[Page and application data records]
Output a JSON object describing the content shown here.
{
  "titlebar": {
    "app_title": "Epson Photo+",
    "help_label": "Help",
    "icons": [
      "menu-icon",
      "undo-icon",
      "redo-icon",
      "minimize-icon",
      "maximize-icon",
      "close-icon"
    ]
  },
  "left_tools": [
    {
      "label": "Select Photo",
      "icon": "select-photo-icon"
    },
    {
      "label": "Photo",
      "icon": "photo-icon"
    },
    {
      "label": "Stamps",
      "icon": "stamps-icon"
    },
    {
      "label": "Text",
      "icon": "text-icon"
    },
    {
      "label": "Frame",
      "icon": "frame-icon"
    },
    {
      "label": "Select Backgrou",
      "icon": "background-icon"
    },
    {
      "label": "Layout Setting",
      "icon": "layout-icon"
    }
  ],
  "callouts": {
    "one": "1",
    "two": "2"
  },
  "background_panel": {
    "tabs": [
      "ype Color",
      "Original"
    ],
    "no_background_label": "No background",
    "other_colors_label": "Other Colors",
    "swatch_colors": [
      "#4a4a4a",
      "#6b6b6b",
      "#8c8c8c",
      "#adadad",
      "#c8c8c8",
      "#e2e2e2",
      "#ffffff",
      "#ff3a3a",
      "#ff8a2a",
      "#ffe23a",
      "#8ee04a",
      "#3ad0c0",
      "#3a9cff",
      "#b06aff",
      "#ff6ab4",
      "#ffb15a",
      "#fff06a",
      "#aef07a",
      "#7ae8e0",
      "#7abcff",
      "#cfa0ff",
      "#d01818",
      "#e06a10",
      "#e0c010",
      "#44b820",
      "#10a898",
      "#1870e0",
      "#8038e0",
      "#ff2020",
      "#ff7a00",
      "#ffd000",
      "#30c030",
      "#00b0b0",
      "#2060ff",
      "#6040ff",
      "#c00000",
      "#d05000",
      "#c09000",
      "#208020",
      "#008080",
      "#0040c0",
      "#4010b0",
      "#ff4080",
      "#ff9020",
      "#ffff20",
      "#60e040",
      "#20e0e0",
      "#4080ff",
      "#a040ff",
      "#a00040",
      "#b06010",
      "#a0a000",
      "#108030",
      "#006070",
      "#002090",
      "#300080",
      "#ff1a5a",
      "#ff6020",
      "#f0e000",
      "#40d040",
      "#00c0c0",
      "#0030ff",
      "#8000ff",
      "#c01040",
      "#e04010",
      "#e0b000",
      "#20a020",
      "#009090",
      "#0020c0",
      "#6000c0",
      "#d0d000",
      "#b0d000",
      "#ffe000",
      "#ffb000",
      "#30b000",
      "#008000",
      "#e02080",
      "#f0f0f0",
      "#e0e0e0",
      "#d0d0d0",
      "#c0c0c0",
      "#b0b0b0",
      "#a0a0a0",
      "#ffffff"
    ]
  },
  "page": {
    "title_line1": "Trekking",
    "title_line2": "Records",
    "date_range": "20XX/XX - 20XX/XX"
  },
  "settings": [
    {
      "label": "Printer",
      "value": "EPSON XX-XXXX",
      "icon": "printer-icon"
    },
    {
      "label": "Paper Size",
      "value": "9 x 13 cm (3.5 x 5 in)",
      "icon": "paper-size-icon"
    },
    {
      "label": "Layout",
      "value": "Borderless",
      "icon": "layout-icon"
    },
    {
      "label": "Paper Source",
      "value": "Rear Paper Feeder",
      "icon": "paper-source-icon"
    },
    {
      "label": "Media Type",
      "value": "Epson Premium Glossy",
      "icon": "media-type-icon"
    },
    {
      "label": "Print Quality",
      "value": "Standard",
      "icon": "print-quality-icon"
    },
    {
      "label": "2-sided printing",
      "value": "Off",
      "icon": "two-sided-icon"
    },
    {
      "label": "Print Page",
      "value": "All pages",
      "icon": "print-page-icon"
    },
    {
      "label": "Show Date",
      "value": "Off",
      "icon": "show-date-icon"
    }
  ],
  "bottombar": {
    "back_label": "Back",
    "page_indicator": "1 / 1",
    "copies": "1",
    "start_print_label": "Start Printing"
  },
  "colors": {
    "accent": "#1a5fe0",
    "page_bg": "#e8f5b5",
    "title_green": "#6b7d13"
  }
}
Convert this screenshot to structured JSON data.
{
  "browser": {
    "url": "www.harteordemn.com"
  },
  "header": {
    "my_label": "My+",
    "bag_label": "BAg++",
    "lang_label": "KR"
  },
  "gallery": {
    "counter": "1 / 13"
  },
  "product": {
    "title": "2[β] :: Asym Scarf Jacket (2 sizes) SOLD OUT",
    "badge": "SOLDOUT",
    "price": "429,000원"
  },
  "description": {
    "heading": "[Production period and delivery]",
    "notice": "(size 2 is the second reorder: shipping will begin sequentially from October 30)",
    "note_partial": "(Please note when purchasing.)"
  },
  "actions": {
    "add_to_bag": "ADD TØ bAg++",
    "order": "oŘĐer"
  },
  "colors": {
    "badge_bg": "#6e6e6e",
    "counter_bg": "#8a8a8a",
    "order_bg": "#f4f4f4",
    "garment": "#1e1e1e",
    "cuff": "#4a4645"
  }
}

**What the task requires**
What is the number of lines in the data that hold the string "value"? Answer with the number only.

**Solution to this exercise**
9